A recent state court case raises questions about whether Christian colleges can determine who serves as a minister at their institutions.
The Background: The Supreme Judicial Court of Massachusetts ruled that while Gordon College is a religious college, an associate professor of social work at the school is “not a ministerial employee.”
Margaret DeWeese-Boyd, a tenured associate professor of social work at Gordon, filed a civil action against the college, its president, and a provost in 2017, claiming she was unlawfully retaliated against her for her vocal opposition to Gordon’s LGBT policies and practices.
Gordon College, a private, nondenominational Christian liberal arts college, said the ministerial exception, which prohibits government interference with employment relationships between religious institutions and their ministerial employees, barred the claims of the professor.
In making the decision, the court didn’t dispute that Gordon was a religious institution. At Gordon, all undergraduates must be able to describe their faith and must complete the core curriculum, which “explores the liberal arts and sciences from a Christian perspective.”
D. Michael Lindsay, the college’s president, testified: “[A]t Gordon there are no nonsacred disciplines. . . . Every subject matter that we pursue is informed by, shaped by, the Christian tradition.” The school’s handbook explicitly states that “faculty members are both educators and ministers to our students.”
Despite Gordon College’s being a Christian organization with a specifically religious mission, the court ruled that professors are not ministers. In the court’s ruling, the judge says, “The most difficult issue for us is how to evaluate [DeWeese-Boyd’s] responsibility to integrate her Christian faith into her teaching and scholarship as a professor of social work.”

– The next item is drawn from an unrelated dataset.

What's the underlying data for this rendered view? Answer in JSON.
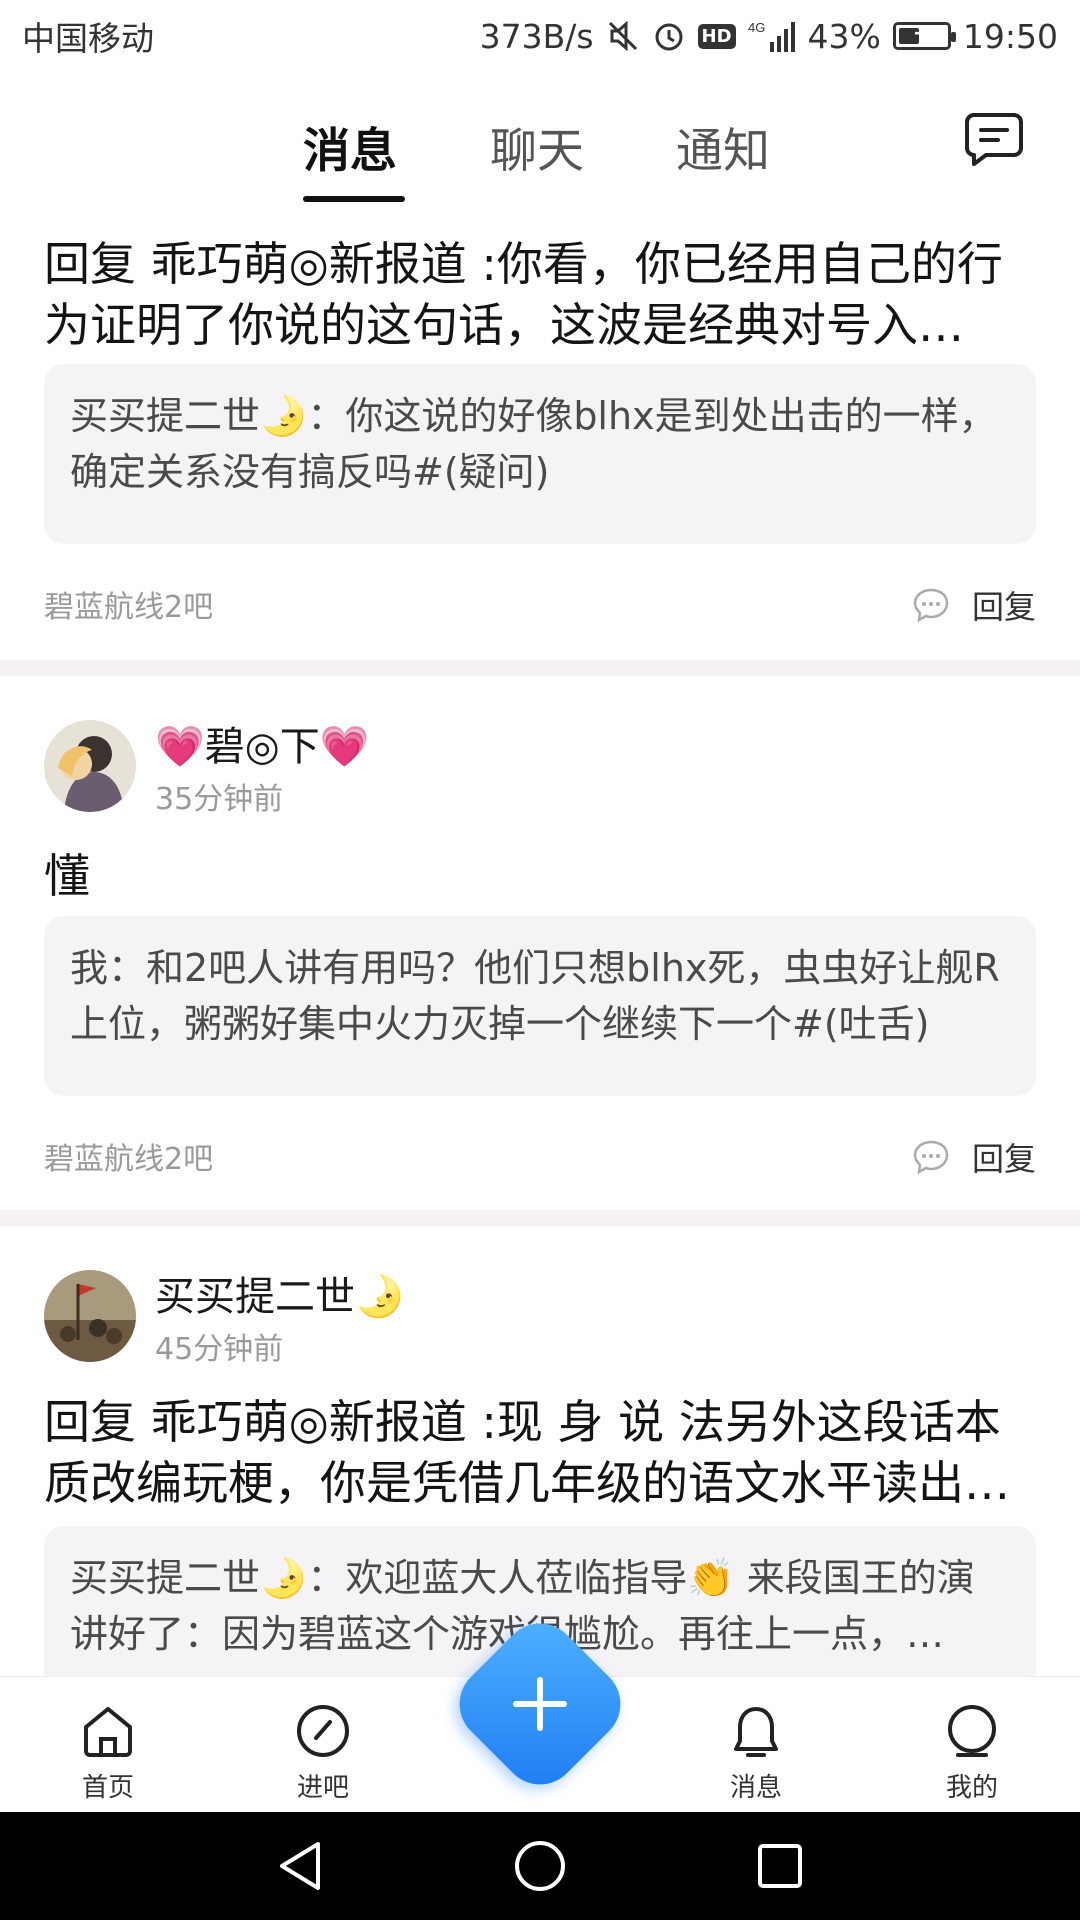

Although the college provided clear evidence that it considers her a minister, the court came to a different conclusion: “In sum, we conclude that DeWeese-Boyd was expected and required to be a Christian teacher and scholar, but not a minister. Therefore, the ministerial exception cannot apply as a defense to her claims against Gordon.”
What It Means: The decision by the Massachusetts court is baffling, considering recent Supreme Court rulings on this issue.
The ministerial exception is a legal doctrine that prohibits the application of anti-discrimination laws to religious institutions’ employment relationships with their ministers.
In its 2012 ruling in Hosanna-Tabor Evangelical Lutheran Church and School, the Supreme Court explicitly agreed that courts have long recognized “the existence of a ‘ministerial exception,’ grounded in the First Amendment, that precludes application of [Title VII and other employment discrimination laws] to claims concerning the employment relationship between a religious institution and its ministers.”
The Supreme Court in Hosanna–Tabor framed the issue of ministerial exception in a religious-employment lawsuit as “whether the Establishment and Free Exercise Clauses of the First Amendment bar such an action when the employer is a religious group and the employee is one of the group’s ministers.”
The Supreme Court found that “both Religion Clauses bar the government from interfering with the decision of a religious group to fire one of its ministers.”
Last year, the Our Lady of Guadalupe School case tested whether the ministerial exception could be applied to teachers and other roles that may not directly require performing religious duties. In a 7–2 ruling, the court held that the First Amendment’s Religion Clauses prevents certain employees of religious institutions from suing for employment discrimination.
Writing for the majority, Justice Samuel Alito said it would be a violation of the religious organization’s independence for the courts to consider teachers’ workplace discrimination claims.
“The religious education and formation of students is the very reason for the existence of most private religious schools, and therefore the selection and supervision of the teachers upon whom the schools rely to do this work lie at the core of their mission,” Alito wrote.
Gordon College made it abundantly clear that it considers its professors as serving in ministerial roles. The Massachusetts court overstepped its authority and exceeded its competence by determining that the court, rather than Gordon College, should determine who at the school qualifies as a minister.
“The ruling is deeply problematic because it allows the government to significantly overstep its authority based on a flawed understanding of Christian education,” say Jordan Wootten and Josh Wester of the Ethics and Religious Liberty Commission.
“No one expects the government to have a nuanced or comprehensive understanding of the ways the Christian faith is applied to instruction in non-religious disciplines, such as social work or math or chemistry. But the principles of separation and free exercise exist precisely because the government does not need to understand these things to respect them and to recognize that they lie beyond the purview of the state.”